In Alzheimer's disease, two kinds of abnormal structures accumulate in the brain: amyloid plaques and neurofibrillary tangles. The plaques contain fibrils that are made from protein fragments called "beta-amyloid peptides." The tangles also are fibrous, but they are made from a different substance, a protein called "tau." In the new U.Va. study, the researchers found a deadly connection between beta-amyloid and tau, one that occurs before they form plaques and tangles, respectively.
According to George Bloom, the senior author of the study and a professor of biology and cell biology at U.Va., this connection causes the swiftest, most sensitive and most dramatic toxic effect of beta-amyloid found so far. What makes it most remarkable, though, is that it requires a form of amyloid that represents the building blocks of plaques, so called "pre-fibrillar beta-amyloid," and it only happens in cells that contain tau. Even though they account for just ~10 percent of the cells in the brain, nerve cells are the major source of tau, which likely explains why they are specifically attacked in Alzheimer's disease.
The researchers used cultured mammalian cells that either did or did not make tau to study how cells respond to beta-amyloid.
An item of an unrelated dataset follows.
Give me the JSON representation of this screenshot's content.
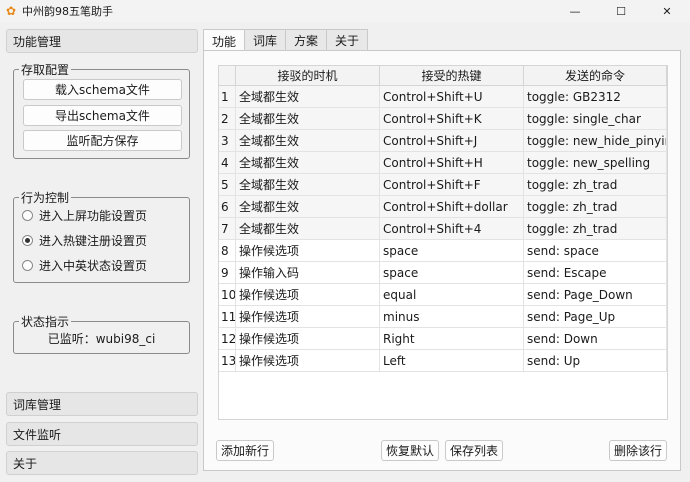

They found that pre-fibrillar, but not fibrillar beta-amyloid works together with tau to break apart microtubules highways along which "synapse" replacement parts move rapidl
Contact: George Bloom
University of Virginia